#### Extracted material

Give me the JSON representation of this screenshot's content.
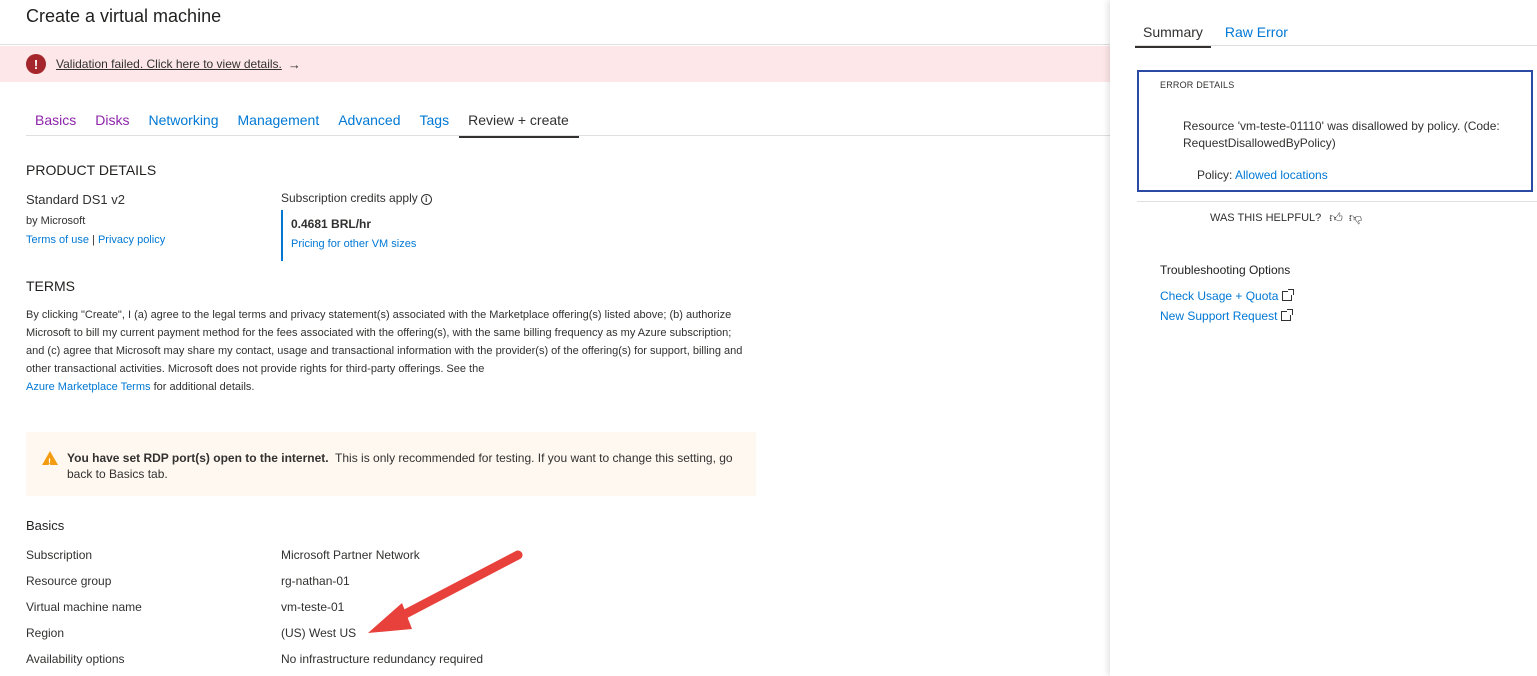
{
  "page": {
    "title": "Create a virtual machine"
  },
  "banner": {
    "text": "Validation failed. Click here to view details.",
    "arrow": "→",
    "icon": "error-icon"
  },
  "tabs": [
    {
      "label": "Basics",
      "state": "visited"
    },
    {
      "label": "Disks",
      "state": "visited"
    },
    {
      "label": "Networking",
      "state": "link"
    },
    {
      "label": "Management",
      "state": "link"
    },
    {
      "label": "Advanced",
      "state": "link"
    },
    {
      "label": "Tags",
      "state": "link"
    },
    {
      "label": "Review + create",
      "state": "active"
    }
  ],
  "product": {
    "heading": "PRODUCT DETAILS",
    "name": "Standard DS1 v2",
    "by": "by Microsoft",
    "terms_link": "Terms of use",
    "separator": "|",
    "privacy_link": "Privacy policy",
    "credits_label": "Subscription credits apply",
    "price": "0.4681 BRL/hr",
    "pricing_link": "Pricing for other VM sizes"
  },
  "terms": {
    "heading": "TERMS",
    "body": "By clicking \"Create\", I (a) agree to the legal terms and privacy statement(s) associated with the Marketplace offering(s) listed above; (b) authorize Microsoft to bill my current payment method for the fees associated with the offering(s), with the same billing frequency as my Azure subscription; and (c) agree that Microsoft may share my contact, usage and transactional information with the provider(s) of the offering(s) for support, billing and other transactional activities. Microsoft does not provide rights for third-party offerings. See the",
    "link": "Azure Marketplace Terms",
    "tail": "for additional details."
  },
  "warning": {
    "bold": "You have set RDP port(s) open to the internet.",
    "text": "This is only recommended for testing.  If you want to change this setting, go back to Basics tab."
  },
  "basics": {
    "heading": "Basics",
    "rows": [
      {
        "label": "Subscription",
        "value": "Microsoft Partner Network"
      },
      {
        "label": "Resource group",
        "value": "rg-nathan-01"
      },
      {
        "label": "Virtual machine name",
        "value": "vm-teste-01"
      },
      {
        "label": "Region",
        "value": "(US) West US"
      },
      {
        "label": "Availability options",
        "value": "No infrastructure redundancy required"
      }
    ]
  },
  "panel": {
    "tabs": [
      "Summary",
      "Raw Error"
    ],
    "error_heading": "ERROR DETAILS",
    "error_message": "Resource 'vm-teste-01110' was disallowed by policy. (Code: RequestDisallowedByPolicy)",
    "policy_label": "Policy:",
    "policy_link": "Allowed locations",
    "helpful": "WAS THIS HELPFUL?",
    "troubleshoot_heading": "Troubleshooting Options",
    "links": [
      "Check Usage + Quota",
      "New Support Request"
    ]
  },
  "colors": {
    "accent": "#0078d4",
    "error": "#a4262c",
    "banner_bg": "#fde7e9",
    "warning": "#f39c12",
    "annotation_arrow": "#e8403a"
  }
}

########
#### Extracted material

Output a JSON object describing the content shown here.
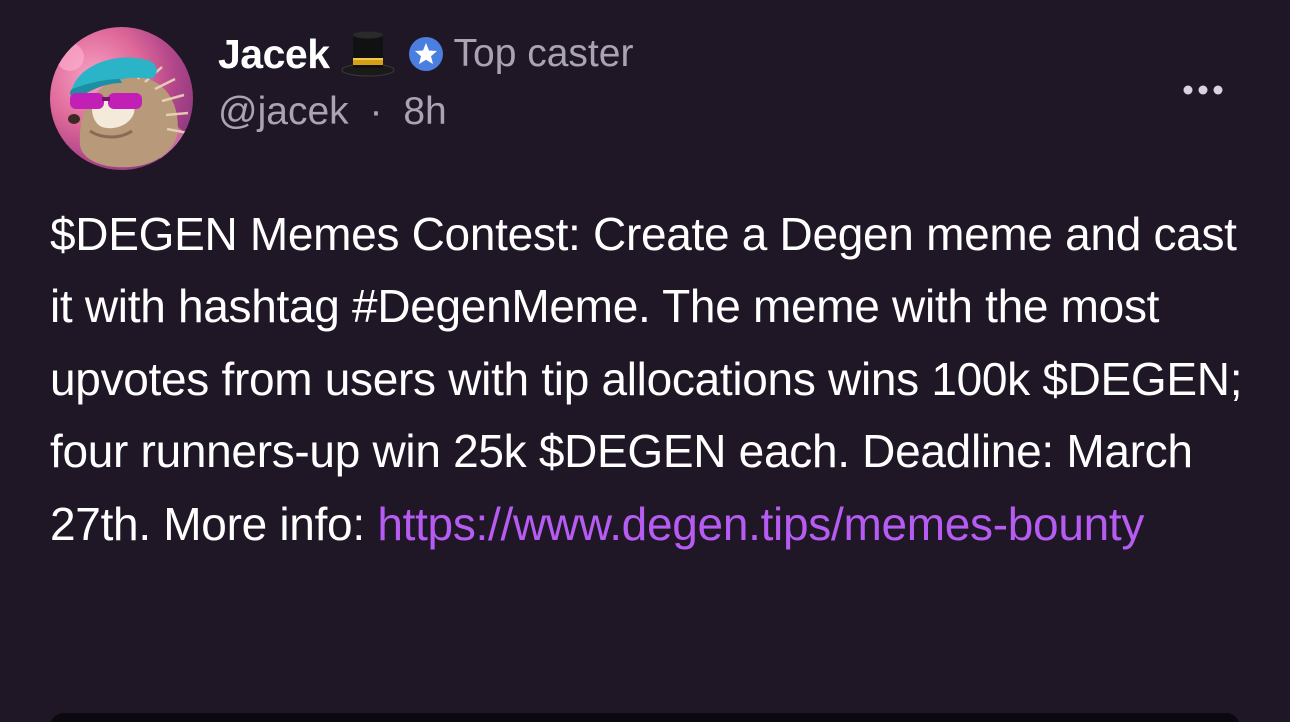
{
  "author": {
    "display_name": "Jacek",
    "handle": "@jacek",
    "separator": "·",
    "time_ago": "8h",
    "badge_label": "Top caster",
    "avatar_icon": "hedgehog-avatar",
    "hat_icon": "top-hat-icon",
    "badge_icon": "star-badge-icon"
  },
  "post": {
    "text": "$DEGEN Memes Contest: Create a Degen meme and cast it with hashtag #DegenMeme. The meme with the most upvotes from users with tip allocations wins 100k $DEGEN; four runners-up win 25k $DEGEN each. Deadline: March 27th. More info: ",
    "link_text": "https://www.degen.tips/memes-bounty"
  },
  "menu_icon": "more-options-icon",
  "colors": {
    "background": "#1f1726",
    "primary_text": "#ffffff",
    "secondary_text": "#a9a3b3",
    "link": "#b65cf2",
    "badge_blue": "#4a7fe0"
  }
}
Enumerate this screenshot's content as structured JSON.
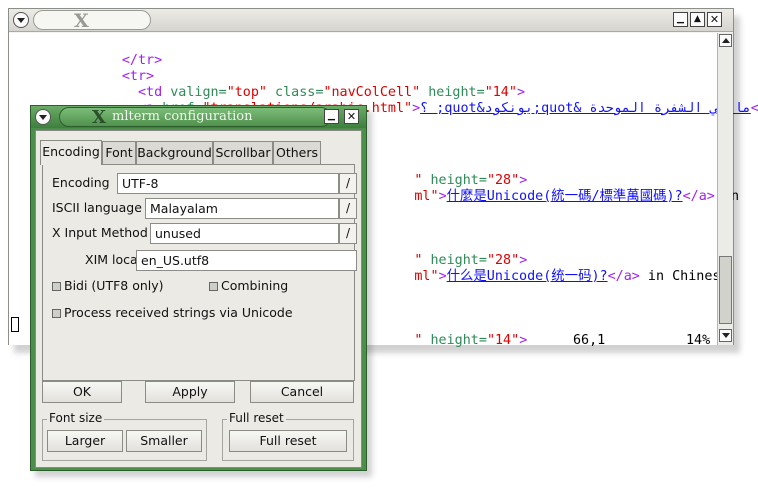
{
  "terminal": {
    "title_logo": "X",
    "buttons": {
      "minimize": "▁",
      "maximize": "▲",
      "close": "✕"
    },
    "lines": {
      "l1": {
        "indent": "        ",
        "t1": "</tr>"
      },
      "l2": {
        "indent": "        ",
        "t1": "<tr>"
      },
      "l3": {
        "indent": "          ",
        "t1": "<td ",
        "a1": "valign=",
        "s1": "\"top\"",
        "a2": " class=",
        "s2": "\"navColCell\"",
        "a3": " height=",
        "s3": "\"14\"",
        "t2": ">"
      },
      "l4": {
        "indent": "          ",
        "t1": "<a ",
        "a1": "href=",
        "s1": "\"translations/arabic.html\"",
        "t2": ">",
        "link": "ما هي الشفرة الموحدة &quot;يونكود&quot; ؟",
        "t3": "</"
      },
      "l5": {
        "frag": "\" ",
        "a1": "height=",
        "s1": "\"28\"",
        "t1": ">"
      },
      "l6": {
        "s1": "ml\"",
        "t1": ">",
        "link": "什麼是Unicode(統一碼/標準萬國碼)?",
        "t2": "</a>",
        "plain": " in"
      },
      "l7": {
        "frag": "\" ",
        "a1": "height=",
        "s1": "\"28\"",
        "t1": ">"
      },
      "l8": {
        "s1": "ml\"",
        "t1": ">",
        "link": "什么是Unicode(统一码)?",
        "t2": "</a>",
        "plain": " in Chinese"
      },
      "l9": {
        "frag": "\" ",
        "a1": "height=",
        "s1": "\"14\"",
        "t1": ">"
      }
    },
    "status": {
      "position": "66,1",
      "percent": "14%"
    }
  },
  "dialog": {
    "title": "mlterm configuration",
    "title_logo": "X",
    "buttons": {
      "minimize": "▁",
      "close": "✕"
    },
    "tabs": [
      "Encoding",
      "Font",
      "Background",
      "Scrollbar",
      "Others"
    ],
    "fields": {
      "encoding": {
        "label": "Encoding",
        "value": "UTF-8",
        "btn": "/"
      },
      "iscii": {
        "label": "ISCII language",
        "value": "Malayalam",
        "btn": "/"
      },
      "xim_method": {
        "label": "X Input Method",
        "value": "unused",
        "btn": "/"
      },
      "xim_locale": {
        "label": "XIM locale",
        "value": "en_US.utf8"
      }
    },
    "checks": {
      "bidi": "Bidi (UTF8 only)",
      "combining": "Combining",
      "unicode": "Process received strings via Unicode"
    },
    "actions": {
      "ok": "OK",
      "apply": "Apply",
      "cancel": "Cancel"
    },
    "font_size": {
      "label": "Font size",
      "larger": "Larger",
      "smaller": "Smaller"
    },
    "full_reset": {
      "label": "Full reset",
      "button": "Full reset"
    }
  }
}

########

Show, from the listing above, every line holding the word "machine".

    "title": "Create a virtual machine"
        "label": "Virtual machine name",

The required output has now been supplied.